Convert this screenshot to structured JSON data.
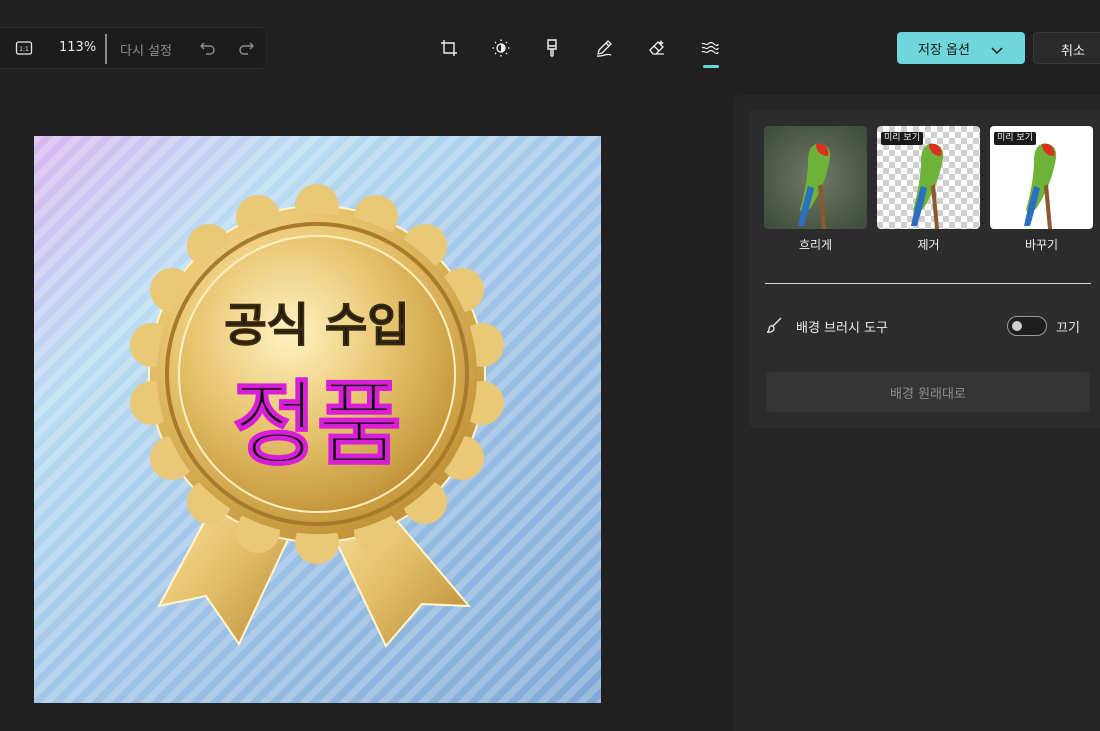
{
  "toolbar": {
    "zoom": "113%",
    "reset_label": "다시 설정",
    "tools": [
      "crop-icon",
      "brightness-icon",
      "filter-icon",
      "markup-icon",
      "erase-icon",
      "background-icon"
    ],
    "active_tool": "background-icon",
    "save_label": "저장 옵션",
    "cancel_label": "취소"
  },
  "canvas": {
    "badge_line1": "공식 수입",
    "badge_line2": "정품"
  },
  "panel": {
    "options": [
      {
        "label": "흐리게",
        "preview": ""
      },
      {
        "label": "제거",
        "preview": "미리 보기"
      },
      {
        "label": "바꾸기",
        "preview": "미리 보기"
      }
    ],
    "brush_label": "배경 브러시 도구",
    "toggle_label": "끄기",
    "toggle_on": false,
    "restore_label": "배경 원래대로"
  },
  "colors": {
    "accent": "#6fd6dc",
    "background": "#202020",
    "panel": "#2c2c2c"
  }
}
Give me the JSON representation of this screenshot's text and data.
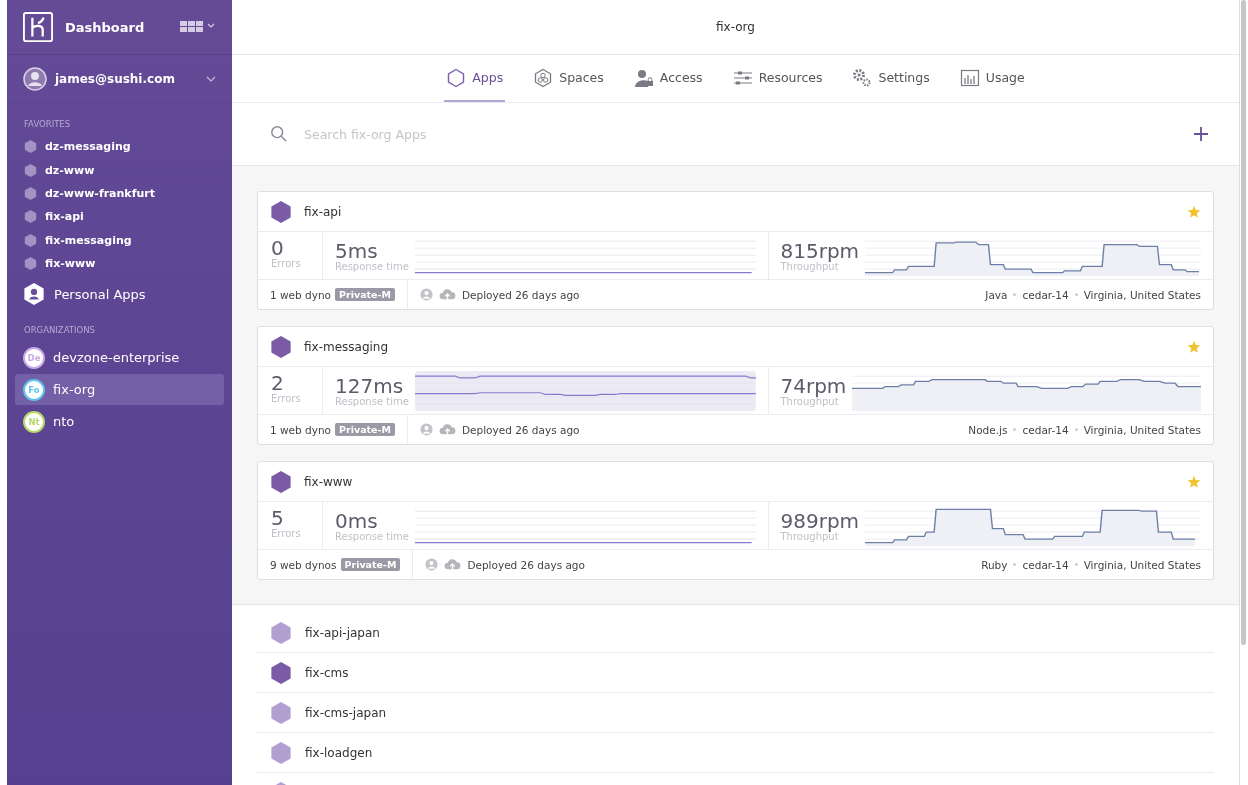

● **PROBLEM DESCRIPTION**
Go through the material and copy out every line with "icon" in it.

● **SOLUTION FOR THIS PROBLEM**
      "crop-icon",
      "brightness-icon",
      "filter-icon",
      "markup-icon",
      "erase-icon",
      "background-icon"
    "active_tool": "background-icon",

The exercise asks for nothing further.